The movie has been called “the best-ever book-to-screen adaptation.” It captured Lee’s world just right: the dilapidated homes, the county courthouse (built on a backlot but based on the actual Monroeville building) and, above all, her characters.
The performers who played Scout and Jem, Mary Badham and Philip Alford, were Alabama-born acting novices. Brock Peters, who played Tom Robinson, broke away from the heavies he’d portrayed before landing the role. (More than five decades later, he would deliver the eulogy at Peck’s funeral.) Robert Duvall, who played the mysterious Boo Radley, was a screen newcomer. He would go on to a storied career.
With the success of the film, “To Kill a Mockingbird’s” place in the culture was cemented. But Lee never followed up. She worked on a second novel but never finished it. Later she tried her hand at a true-crime book. That, too, would remain incomplete.
“Go Set a Watchman” was an earlier version of “Mockingbird.” The book engendered its share of controversy over concerns that Lee, by then in an assisted-living facility, hadn’t approved its release, despite a statement that she was “humbled and amazed that this will now be published.”
Regardless, “Mockingbird” was a career in itself.
The story was both a steady source of income and, eventually, somewhat of a millstone for Lee. She spent many years sharing a house in Monroeville with her sister, Alice, a centenarian who followed in her father’s footsteps as a lawyer. Strangers would knock on the door and ask for autographs. Lee sued a local museum over trademark infringement. She got caught up in a lawsuit in which she claimed she was “duped” into signing over the copyright to her book.

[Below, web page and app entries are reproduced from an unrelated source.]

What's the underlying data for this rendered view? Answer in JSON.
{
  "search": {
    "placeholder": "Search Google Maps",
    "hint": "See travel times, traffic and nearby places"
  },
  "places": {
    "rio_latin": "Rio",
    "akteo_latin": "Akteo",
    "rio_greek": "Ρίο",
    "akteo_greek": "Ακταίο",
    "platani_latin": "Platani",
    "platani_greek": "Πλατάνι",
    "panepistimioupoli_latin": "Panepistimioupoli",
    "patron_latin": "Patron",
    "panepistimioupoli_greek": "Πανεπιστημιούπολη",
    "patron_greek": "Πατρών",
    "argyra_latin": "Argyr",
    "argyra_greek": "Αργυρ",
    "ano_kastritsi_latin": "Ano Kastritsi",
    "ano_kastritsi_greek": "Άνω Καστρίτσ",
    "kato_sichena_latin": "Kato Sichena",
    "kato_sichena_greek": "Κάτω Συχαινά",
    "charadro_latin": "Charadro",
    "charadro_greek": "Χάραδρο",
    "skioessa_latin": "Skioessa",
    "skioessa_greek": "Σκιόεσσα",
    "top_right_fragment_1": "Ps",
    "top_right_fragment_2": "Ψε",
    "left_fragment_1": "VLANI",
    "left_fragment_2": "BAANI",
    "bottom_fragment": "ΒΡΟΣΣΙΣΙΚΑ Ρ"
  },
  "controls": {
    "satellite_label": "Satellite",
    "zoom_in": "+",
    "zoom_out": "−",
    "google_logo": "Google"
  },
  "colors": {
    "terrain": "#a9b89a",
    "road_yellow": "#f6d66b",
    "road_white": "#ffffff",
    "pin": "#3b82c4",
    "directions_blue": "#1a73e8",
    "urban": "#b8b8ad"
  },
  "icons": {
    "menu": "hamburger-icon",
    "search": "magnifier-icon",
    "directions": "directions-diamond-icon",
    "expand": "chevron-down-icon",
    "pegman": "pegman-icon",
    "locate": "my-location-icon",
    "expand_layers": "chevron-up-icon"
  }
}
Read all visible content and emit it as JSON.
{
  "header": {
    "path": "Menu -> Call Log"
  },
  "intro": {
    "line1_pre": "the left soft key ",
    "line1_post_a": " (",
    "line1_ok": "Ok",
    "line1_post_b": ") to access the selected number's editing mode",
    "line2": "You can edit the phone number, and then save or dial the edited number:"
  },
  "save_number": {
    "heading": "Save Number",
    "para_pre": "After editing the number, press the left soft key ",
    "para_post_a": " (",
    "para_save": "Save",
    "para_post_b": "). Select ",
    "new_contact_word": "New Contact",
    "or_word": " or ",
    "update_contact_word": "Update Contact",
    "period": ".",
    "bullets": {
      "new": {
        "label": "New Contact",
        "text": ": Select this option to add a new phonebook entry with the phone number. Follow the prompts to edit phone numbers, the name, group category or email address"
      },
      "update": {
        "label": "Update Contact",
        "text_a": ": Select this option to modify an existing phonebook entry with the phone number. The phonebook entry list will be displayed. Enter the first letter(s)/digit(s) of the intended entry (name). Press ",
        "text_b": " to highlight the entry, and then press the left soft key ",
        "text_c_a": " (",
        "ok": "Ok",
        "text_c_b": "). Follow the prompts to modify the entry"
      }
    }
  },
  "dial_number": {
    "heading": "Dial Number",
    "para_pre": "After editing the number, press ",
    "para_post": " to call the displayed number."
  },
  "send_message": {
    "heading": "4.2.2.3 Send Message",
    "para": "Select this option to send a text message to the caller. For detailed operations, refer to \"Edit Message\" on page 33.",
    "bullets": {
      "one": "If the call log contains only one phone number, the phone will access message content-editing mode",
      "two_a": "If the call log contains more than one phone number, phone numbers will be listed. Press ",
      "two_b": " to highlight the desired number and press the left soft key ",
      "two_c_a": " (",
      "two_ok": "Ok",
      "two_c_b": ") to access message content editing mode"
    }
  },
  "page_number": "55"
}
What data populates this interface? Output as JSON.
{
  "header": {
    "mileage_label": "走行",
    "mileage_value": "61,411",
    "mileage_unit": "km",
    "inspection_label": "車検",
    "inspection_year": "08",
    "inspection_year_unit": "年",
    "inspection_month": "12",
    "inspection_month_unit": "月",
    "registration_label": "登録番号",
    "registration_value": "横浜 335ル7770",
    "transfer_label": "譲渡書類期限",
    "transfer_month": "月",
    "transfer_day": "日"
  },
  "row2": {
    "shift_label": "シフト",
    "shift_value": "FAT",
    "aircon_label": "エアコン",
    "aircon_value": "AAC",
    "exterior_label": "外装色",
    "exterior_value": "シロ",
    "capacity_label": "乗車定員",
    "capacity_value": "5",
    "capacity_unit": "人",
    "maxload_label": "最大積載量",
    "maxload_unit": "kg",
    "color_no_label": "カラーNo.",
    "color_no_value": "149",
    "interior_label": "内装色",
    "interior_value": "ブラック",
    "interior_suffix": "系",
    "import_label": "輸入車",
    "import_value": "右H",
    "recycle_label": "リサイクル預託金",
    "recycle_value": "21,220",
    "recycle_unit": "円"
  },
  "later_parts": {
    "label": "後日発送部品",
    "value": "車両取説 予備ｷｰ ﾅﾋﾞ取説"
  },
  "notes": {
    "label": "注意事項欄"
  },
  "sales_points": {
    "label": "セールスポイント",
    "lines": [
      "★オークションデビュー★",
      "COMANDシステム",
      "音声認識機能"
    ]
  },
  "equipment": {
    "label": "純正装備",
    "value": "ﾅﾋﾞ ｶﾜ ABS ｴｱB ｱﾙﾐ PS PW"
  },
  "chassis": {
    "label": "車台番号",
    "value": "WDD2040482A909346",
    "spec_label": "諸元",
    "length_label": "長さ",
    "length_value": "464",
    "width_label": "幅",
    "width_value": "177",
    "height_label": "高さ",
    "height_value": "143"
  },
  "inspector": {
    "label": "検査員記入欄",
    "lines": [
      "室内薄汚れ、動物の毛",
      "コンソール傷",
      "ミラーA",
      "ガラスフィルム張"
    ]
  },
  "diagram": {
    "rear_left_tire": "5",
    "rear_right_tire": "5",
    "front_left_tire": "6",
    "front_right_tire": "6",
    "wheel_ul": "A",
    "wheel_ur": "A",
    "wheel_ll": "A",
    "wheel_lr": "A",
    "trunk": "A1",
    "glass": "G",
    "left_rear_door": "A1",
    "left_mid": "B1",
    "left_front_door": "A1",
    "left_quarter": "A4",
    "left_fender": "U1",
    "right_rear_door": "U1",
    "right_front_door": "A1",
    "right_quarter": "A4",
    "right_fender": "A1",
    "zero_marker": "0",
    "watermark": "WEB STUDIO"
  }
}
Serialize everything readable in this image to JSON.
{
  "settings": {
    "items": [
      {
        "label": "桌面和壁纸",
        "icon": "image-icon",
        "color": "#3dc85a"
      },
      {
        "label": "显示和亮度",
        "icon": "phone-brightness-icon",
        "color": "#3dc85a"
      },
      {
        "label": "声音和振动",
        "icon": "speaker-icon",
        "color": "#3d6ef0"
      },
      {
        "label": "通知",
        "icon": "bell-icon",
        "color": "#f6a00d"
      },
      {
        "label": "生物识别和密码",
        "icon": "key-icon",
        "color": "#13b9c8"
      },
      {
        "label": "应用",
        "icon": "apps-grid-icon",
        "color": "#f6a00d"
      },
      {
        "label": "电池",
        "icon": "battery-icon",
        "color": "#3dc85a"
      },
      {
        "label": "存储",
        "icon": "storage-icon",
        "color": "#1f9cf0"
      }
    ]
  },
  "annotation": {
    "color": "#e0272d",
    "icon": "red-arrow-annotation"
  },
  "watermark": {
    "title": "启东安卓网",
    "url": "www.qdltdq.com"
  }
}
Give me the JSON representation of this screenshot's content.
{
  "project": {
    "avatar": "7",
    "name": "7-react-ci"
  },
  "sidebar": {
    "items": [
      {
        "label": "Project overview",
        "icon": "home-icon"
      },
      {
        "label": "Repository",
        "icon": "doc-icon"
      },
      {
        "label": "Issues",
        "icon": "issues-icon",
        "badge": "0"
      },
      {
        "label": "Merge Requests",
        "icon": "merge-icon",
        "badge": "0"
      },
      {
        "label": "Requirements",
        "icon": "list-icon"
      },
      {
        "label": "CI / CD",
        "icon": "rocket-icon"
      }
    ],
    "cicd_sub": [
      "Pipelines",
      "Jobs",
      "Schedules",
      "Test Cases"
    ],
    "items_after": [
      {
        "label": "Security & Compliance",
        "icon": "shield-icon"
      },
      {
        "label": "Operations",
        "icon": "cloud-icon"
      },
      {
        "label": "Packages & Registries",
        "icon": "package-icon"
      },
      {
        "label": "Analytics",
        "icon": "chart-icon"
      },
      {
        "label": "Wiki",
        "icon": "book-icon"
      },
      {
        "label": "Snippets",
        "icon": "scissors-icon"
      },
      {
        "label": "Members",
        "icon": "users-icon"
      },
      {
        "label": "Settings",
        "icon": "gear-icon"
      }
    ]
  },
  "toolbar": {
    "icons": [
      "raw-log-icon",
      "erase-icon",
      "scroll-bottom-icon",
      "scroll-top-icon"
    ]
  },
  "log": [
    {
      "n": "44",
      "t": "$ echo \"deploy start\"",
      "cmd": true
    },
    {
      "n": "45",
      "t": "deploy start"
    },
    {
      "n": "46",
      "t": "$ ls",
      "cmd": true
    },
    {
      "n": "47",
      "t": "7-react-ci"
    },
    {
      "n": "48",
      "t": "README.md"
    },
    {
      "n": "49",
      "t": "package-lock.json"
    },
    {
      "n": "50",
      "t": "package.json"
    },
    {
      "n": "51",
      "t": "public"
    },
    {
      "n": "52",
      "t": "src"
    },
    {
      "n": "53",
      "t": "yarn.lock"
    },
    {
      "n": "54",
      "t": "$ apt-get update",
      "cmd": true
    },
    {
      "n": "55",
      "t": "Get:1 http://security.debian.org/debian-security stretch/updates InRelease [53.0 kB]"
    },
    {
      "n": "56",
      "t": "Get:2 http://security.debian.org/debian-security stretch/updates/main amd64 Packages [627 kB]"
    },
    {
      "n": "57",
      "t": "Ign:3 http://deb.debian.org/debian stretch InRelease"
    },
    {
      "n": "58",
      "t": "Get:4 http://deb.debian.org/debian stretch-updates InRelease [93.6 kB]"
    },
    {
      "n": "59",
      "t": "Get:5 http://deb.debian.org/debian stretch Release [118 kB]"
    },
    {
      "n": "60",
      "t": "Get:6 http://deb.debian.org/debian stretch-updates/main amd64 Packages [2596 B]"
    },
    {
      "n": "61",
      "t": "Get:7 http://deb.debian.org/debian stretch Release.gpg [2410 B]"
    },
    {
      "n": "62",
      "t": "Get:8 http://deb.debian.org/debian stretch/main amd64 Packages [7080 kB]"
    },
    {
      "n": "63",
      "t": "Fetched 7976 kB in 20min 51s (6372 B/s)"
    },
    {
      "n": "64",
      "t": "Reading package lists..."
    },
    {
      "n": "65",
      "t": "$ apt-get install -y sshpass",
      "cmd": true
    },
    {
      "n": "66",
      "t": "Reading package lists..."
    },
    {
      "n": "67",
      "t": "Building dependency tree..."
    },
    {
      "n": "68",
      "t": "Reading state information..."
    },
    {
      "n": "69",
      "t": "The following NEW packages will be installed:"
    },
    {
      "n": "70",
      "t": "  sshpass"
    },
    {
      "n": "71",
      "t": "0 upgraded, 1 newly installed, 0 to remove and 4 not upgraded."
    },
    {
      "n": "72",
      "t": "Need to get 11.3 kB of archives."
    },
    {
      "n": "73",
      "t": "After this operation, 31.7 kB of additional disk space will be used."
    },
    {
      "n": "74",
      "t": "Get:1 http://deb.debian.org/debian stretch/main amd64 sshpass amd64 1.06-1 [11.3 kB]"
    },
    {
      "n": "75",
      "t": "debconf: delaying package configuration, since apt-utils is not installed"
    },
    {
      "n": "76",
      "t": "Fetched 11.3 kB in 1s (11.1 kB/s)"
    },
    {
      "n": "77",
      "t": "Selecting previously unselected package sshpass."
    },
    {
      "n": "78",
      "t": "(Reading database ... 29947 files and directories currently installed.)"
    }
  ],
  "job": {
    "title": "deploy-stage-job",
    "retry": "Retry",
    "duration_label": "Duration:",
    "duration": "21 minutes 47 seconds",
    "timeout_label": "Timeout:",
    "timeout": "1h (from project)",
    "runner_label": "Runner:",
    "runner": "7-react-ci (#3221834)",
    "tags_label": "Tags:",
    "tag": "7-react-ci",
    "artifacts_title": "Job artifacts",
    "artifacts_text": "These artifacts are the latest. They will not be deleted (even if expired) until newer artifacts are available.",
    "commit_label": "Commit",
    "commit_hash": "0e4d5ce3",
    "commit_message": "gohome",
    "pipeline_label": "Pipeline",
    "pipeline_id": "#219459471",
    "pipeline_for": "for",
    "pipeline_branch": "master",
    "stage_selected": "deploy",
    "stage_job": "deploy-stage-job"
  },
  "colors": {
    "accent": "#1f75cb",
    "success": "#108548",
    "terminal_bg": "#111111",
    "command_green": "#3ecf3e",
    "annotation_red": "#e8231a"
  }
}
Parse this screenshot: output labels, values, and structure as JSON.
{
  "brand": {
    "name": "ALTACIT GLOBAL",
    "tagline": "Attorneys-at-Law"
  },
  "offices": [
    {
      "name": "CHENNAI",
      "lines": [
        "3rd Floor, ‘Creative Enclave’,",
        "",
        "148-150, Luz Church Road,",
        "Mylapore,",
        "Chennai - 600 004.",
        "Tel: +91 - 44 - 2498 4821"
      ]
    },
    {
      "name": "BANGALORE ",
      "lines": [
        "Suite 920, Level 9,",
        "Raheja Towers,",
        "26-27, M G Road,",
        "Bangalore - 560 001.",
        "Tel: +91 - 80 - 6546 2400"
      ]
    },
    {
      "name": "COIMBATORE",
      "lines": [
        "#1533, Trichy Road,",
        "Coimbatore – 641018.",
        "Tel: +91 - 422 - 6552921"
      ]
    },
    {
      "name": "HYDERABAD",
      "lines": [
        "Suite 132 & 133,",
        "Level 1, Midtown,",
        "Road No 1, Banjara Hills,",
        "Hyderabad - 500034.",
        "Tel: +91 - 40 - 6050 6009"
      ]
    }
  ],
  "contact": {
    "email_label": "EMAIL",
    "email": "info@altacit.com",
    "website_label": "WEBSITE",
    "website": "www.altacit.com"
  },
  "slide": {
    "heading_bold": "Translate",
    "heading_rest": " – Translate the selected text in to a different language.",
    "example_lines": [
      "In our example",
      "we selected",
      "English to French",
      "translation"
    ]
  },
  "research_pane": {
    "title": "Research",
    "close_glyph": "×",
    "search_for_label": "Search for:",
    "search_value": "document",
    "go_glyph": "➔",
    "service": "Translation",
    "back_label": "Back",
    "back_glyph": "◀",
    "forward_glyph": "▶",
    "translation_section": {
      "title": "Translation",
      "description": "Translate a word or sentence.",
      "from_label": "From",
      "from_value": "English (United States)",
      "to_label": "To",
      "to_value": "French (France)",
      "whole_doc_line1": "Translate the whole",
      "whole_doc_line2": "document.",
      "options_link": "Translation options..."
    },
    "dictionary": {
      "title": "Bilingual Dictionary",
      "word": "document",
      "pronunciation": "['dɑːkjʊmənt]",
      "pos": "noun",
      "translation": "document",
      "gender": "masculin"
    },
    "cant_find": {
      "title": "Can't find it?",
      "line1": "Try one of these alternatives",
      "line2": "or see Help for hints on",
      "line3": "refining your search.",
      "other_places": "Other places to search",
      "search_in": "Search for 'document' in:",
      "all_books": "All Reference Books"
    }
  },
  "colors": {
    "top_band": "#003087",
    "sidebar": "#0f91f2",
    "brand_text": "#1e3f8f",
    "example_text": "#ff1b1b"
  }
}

The suit was settled in 2013.
Over the years, biographers and reporters would attempt to get close to Lee. For the most part, she resisted their blandishments, though one teacher, Charles Shields, wrote a 2006 biography, and a Midwestern journalist, Marja Mills, moved next door and eventually wrote a book, “The Mockingbird Next Door” (2014). By then, Harper Lee had suffered a stroke and both Lees needed more detailed care.
Nevertheless, there is no forgetting “Mockingbird.” The film lives on; it’s in the National Film Registry. Each year, Monroeville puts on a staged version of the story.
And, of course, there is the book, still selling, still being read, still moving many to tears.
The book, and its author, offer two qualities that are often in short supply: respect and restraint.
Perhaps there is no more moving example than a famous scene from the book and movie. Atticus Finch has just lost the rape trial. His client, Tom Robinson, will probably be put to death. In the balcony, Scout and Jem sit with Maycomb’s black community in stunned silence. As Atticus quietly leaves the courtroom, the Reverend Sykes, a local black leader, gets Scout’s attention. The citizens on the balcony are all standing. He urges her to do the same.
“Miss Jean Louise,” he says, “stand up. Your father’s passin’.”
Lee never married and had no children.